Having decided that you want a heater for your swimming pool you then need to decide which type. The main types are gas, solar and electric (mainly heat pumps) but even within these there are a number of choices to be made.
Gas Powered Heaters
These are the most common type and they have the advantage of being able to provide heat faster than other options as they are more powerful. Units designed for above ground pools (such as the Pentair MasterTemp 125) typically supply around 100k BTU, on the other hand a heater designed for an in ground pool (such as the Hayward H series) can provide up to about 400k BTU. This is particularly useful if you heat the pool intermittently and therefore need to raise the temperature quickly.
Gas pool heaters are available to use natural gas or propane. Clearly natural gas would be the best choice if it is supplied on site or LPG might be a good option if you already store it for home heating. If there is no existing supply of gas it may be best to look at some other form of pool heater.
Gas pool heaters also come in Electronic or Millivolt versions. Electronic versions are like a modern gas boiler and feature electronic spark ignition and micro processor control. Millivolt models use an older technology which uses a permanent pilot light and therefore is slightly less efficient. As well as being used as an ignition source the heat from the pilot light is used to produce a small voltage (where the name comes from) to power the controls. The former is the preferable option but it requires an electricity supply, if this is not possible a Millivolt heater is appropriate.
The major negative with gas heaters, especially those using LPG, is that they can be costly to operate.

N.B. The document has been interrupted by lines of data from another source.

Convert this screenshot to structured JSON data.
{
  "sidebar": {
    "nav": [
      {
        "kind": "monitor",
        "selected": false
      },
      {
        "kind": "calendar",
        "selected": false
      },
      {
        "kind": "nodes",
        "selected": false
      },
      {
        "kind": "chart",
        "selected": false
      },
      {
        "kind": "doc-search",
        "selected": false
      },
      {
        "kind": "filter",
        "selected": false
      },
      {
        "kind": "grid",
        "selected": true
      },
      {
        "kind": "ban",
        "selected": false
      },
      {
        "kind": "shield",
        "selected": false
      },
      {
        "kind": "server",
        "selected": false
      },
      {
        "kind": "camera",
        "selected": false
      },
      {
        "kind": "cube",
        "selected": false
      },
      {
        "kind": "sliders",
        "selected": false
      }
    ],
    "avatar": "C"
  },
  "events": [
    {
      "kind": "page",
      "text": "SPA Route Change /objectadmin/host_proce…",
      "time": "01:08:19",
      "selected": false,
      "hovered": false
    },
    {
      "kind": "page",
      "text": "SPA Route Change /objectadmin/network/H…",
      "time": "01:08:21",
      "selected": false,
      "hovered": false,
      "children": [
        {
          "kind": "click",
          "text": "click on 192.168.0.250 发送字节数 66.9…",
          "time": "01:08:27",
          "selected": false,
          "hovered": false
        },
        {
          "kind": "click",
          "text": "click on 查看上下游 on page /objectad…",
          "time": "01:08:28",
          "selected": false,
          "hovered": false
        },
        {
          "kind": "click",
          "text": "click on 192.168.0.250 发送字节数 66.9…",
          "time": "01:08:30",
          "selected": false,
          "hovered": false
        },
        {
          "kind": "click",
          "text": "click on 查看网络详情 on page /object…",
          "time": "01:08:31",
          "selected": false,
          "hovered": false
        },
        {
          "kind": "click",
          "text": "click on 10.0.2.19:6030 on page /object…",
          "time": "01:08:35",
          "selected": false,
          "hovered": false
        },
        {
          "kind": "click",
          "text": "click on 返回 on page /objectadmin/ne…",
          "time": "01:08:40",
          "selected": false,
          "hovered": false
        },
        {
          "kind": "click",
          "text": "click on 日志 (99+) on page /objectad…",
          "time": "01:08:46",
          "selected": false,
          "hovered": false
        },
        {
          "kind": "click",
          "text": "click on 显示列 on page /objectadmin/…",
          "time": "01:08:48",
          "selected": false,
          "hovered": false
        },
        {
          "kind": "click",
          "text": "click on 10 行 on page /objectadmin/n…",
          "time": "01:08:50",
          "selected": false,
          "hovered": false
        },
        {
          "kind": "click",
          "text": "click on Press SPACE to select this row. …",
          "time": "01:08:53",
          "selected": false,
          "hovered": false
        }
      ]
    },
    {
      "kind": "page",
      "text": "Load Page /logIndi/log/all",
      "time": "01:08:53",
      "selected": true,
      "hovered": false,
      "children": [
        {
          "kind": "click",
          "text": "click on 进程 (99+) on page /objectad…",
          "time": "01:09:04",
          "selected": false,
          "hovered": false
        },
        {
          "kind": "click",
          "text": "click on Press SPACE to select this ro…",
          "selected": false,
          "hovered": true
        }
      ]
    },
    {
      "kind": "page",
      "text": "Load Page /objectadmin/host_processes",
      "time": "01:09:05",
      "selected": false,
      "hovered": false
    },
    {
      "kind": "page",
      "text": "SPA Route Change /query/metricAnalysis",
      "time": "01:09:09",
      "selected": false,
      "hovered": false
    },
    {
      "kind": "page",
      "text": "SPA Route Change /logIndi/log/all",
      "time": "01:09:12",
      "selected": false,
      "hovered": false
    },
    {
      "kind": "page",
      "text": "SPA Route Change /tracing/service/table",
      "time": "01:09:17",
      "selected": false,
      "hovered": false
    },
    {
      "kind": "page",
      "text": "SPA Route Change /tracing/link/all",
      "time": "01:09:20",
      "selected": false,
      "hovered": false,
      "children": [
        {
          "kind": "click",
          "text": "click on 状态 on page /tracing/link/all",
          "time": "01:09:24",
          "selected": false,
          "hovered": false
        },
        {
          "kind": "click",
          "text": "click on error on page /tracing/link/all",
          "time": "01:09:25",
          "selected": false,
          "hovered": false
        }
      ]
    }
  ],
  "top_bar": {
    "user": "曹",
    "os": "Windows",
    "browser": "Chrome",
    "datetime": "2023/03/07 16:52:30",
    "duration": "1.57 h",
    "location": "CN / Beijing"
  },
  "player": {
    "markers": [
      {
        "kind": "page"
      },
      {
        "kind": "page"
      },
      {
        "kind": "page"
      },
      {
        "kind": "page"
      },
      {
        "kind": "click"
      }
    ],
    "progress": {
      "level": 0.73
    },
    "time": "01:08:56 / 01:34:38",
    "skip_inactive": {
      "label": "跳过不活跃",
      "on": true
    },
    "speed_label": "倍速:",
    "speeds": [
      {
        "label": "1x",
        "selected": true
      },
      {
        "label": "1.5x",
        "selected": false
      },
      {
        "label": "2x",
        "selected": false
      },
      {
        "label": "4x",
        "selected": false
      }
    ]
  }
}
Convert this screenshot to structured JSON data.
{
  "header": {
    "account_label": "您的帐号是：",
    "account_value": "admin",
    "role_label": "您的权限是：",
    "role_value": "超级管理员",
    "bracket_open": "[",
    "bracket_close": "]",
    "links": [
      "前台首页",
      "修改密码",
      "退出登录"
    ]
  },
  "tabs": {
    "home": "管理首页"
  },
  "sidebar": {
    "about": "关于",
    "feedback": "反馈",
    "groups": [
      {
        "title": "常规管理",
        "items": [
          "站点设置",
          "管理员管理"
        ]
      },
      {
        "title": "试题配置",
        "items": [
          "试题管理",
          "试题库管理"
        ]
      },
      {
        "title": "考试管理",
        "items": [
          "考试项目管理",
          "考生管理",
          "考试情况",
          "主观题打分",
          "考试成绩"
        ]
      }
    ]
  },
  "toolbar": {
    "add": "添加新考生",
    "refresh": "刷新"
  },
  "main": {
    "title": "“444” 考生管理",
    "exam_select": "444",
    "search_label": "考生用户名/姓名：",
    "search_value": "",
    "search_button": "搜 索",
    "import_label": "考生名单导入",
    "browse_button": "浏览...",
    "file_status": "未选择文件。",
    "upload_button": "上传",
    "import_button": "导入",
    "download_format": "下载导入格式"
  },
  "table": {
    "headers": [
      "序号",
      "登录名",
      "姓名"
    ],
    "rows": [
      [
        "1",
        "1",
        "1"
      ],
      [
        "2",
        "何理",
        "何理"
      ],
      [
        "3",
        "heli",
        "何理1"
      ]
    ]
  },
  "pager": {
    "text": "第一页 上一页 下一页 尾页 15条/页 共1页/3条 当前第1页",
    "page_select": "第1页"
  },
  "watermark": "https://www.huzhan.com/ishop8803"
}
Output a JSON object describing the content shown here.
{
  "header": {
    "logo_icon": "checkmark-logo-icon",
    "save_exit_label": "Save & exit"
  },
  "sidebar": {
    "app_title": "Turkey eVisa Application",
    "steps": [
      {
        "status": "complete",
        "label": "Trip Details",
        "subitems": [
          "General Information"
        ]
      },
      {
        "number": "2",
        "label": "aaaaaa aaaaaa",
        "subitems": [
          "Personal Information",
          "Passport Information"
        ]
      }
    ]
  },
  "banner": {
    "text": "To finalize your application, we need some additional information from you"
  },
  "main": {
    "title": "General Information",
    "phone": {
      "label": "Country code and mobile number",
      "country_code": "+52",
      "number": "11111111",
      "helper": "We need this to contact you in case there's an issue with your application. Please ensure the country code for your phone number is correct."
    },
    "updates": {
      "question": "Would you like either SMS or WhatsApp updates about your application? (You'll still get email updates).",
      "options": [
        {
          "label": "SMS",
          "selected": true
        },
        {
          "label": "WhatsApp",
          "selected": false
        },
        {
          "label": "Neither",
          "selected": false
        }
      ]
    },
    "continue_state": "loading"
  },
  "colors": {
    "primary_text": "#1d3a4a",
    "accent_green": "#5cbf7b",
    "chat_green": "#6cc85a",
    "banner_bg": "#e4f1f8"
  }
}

You can buy direct electric heaters but these are expensive to run and so are usually only appropriate when heating small above-ground pools.
These days the electric heat pump is becoming an increasing popular choice (such as the Hayward HeatPro range). Heat Pumps work by transferring heat from the surrounding air into the pool water, rather than generating heat themselves. This means that in terms of energy used to heat output they can be several hundred per cent efficient. As a result they are cheaper to run than gas heaters and are more environmentally friendly. They are also expected to have a longer lifetime than gas heaters.
Heat pumps do have some disadvantages. They are not as powerful as gas heaters and are best run continuously, to maintain the pool temperature. In addition the air temperature should be at least forty-five degrees if they are to work efficiently.
Solar Pool Heaters
In these systems the pool water is pumped through solar collectors which are designed to trap solar energy. Although each location is different, a good rule of thumb is that the area of solar collectors should be the same as the pool area. Solar heating will probably be more expensive to purchase and install than other types but should have a longer lifetime and be less costly to operate. It is certainly the best option if you want to be environmentally friendly.
There are more things that you need to address with a solar system if it is to work satisfactorily. These include the local climate, finding the best location, heeding local building codes and making sure the system is safe. Solar systems are dependent on the local climate so the most important thing is to ensure that the system will heat the pool for the period you wish to use it.